I personally believe in the individual’s freedom to choose. Be that about death, or life, or religion, or politics, or sexuality, or just music and movies. So long as that choice affects only the individual…parents deciding a child’s religion is WRONG, governments deciding what sexuality is legal is WRONG, those of faith deciding who can live or die is WRONG. I agree with Baroness Campbell that a right to death is riddled with dangers for the vulnerable, confused, depressed or easily misled. It is open to family abuse and abuse by governments. Any such right HAS to be tempered with rules and guidelines, an ability to police and a willingness to adapt. BUT, to deny those who genuinely have made an informed and educated decision to end their lives, and whose family and/or friends choose, or are asked to assist them…well, this is simply WRONG. Do not demonise those who know their own lives best. Demonise those who would try to take life from others against their will.
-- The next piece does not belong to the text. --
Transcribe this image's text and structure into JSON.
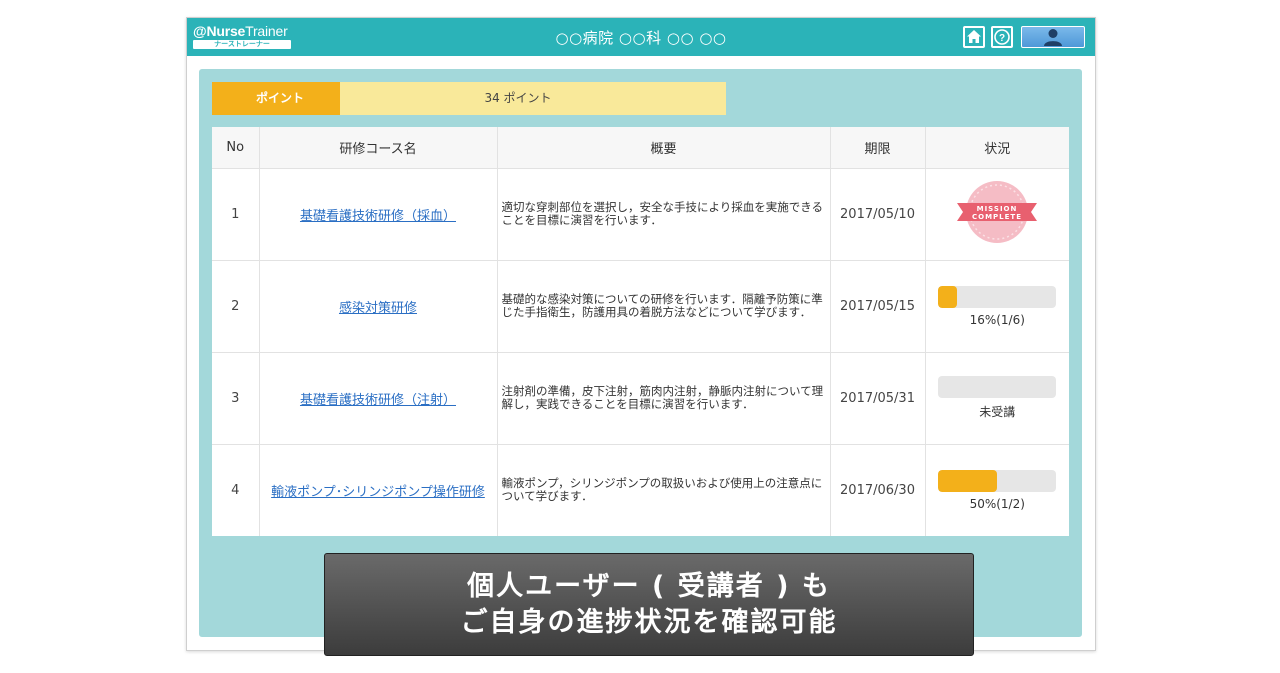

But please, let us not allow the insidious errosion of of right to debate, our right to discuss, our right to argue. At the heart of our democracy is the concept of debate. Our laws are, for the most part, open to adaptation because of discussion and debate, within government and within the media. And while discussion of emotive and complex issues such as assisted suicide can and will be frightening to some, it is always better to have the discussion in the light where it can be monitored than in the shadows where is will go unchecked.